Billions of devices are expected to plug into the Internet of Things (IoT) over the next few years and data centers will be faced with a choice: upgrade or fall behind.
International Data Corporation (IDC) forecasts that between 2014 and 2017, IoT workloads will increase by approximately 750 percent. While the billions of sensors and smart devices that will soon comprise the IoT are generating all the buzz – 26 billion devices by 2020 according to Gartner — it’s data centers that will be charged with keeping it together.
In short, expect an IoT-fueled data center boom.
“Equal, or even greater, investments in the IoT platform services residing in the datacenter will be instrumental in delivering the IoT promise of anytime, anywhere, anyhow connectivity and context,” said Rick Villars, vice president of IDC’s Datacenter and Cloud research practice, in a statement. He also argues for holistic approach to data center design, instead of focusing strictly on compute and storage.

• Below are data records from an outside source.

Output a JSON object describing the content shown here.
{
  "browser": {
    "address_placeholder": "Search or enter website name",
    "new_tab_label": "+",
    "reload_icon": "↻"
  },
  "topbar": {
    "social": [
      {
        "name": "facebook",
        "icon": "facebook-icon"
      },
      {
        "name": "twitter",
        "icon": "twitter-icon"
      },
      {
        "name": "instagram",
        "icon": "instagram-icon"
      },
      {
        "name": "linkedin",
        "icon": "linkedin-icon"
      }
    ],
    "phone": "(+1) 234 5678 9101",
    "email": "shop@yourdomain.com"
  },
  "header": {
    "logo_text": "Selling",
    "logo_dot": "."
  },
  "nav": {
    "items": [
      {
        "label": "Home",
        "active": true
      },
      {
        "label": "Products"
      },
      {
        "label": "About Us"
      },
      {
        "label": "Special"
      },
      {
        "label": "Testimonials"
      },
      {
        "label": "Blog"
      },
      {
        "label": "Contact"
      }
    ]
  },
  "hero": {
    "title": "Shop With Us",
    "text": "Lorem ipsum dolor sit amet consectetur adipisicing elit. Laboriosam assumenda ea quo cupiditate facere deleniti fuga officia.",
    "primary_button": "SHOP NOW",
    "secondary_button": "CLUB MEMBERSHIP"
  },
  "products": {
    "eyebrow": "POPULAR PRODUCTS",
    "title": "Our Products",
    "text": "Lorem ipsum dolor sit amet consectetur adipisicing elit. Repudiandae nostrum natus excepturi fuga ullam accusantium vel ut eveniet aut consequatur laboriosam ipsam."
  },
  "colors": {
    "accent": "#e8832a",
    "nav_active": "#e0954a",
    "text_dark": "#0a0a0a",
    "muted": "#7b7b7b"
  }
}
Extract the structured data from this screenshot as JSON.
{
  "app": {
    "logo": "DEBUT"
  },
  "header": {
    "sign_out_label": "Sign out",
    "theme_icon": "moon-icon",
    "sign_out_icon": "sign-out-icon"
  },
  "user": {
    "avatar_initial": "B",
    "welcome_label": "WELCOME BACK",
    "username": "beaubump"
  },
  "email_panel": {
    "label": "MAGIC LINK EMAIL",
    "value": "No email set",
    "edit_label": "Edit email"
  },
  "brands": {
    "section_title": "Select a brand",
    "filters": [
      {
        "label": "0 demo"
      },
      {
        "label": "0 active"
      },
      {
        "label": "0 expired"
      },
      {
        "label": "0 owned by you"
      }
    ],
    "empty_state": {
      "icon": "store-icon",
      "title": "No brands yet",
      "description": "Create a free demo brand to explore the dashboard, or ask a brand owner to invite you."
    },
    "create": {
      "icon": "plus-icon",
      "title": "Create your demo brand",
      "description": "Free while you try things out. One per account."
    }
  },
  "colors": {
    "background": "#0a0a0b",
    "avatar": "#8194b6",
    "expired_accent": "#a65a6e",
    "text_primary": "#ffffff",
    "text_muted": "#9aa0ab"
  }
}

“Given the number of devices connected and the amount of data generated, businesses must focus on their IoT service platform requirements at the level of the datacenter itself, not just the individual servers or storage devices,” continued Villars.
IoT’s growth is also expected to accelerate the move to cloud-oriented infrastructures for enterprises, IDC said. One IT giant is already banking on it.
IBM announced last month that the IT systems and services provider is setting aside $3 billion for IoT investments over the next four years. Big Blue also launched IBM IoT Cloud Open Platform for Industries analytics service and the Cloud Foundry-based IBM Bluemix IoT Zone for developers in support of the endeavor.
Adapting to IoT-enabled workloads will also have an effect on how IT systems and services are deployed within data centers.
IDC said that IoT will spur the deployment of new server and storage capacity at the edge. Hyperscale data centers that can crunch IoT analytics data will emerge as “a major component of most IoT service offerings by 2019,” added the research firm.
Enterprise and service providers will shoulder most of the burden of providing IoT services, added IDC. Finally, IoT technologies will be turned inward by data center operators to improve their IT monitoring and management capabilities, giving rise to a new generation of smart data centers.
Pedro Hernandez is a contributing editor at Datamation. Follow him on Twitter @ecoINSITE.
Photo courtesy of Shutterstock.